All of the entries below are to be repeated word for word.

--------------------------------

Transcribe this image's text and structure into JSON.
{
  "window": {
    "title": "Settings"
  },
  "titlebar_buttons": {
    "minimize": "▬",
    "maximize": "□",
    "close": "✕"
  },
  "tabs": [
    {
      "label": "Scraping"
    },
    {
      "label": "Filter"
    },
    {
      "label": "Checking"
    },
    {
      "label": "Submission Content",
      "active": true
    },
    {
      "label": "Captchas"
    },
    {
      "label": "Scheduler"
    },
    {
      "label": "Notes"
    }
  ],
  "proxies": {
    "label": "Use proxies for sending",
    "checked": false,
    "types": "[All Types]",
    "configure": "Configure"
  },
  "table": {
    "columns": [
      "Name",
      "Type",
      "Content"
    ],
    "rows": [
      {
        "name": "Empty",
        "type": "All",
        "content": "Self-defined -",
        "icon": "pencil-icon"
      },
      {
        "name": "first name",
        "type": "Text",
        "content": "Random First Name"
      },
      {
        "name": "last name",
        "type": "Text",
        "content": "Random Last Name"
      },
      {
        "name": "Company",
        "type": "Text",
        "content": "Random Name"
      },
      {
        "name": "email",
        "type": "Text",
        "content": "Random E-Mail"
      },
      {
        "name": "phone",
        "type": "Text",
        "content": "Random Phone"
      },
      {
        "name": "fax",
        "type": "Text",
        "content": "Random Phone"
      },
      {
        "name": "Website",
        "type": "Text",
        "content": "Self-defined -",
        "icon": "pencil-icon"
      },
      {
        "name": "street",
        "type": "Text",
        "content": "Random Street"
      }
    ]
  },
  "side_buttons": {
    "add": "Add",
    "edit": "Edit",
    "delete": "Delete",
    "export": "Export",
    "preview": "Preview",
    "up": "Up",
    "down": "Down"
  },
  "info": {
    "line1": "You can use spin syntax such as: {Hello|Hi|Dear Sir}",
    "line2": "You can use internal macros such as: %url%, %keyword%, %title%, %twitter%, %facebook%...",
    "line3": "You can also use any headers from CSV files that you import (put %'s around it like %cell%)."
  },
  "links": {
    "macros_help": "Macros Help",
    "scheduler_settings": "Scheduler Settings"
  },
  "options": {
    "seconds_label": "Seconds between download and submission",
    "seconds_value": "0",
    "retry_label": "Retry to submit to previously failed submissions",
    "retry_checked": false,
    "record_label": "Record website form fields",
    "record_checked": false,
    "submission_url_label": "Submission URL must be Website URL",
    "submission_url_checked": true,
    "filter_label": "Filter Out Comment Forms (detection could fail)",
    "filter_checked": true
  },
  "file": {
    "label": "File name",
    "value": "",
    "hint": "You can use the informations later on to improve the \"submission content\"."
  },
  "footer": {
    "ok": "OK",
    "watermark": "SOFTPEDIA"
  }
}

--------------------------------

▶ [RESPONSE]:
Transcribe this image's text and structure into JSON.
{
  "window": {
    "title": "Settings"
  },
  "titlebar_buttons": {
    "minimize": "▬",
    "maximize": "□",
    "close": "✕"
  },
  "tabs": [
    {
      "label": "Scraping"
    },
    {
      "label": "Filter"
    },
    {
      "label": "Checking"
    },
    {
      "label": "Submission Content",
      "active": true
    },
    {
      "label": "Captchas"
    },
    {
      "label": "Scheduler"
    },
    {
      "label": "Notes"
    }
  ],
  "proxies": {
    "label": "Use proxies for sending",
    "checked": false,
    "types": "[All Types]",
    "configure": "Configure"
  },
  "table": {
    "columns": [
      "Name",
      "Type",
      "Content"
    ],
    "rows": [
      {
        "name": "Empty",
        "type": "All",
        "content": "Self-defined -",
        "icon": "pencil-icon"
      },
      {
        "name": "first name",
        "type": "Text",
        "content": "Random First Name"
      },
      {
        "name": "last name",
        "type": "Text",
        "content": "Random Last Name"
      },
      {
        "name": "Company",
        "type": "Text",
        "content": "Random Name"
      },
      {
        "name": "email",
        "type": "Text",
        "content": "Random E-Mail"
      },
      {
        "name": "phone",
        "type": "Text",
        "content": "Random Phone"
      },
      {
        "name": "fax",
        "type": "Text",
        "content": "Random Phone"
      },
      {
        "name": "Website",
        "type": "Text",
        "content": "Self-defined -",
        "icon": "pencil-icon"
      },
      {
        "name": "street",
        "type": "Text",
        "content": "Random Street"
      }
    ]
  },
  "side_buttons": {
    "add": "Add",
    "edit": "Edit",
    "delete": "Delete",
    "export": "Export",
    "preview": "Preview",
    "up": "Up",
    "down": "Down"
  },
  "info": {
    "line1": "You can use spin syntax such as: {Hello|Hi|Dear Sir}",
    "line2": "You can use internal macros such as: %url%, %keyword%, %title%, %twitter%, %facebook%...",
    "line3": "You can also use any headers from CSV files that you import (put %'s around it like %cell%)."
  },
  "links": {
    "macros_help": "Macros Help",
    "scheduler_settings": "Scheduler Settings"
  },
  "options": {
    "seconds_label": "Seconds between download and submission",
    "seconds_value": "0",
    "retry_label": "Retry to submit to previously failed submissions",
    "retry_checked": false,
    "record_label": "Record website form fields",
    "record_checked": false,
    "submission_url_label": "Submission URL must be Website URL",
    "submission_url_checked": true,
    "filter_label": "Filter Out Comment Forms (detection could fail)",
    "filter_checked": true
  },
  "file": {
    "label": "File name",
    "value": "",
    "hint": "You can use the informations later on to improve the \"submission content\"."
  },
  "footer": {
    "ok": "OK",
    "watermark": "SOFTPEDIA"
  }
}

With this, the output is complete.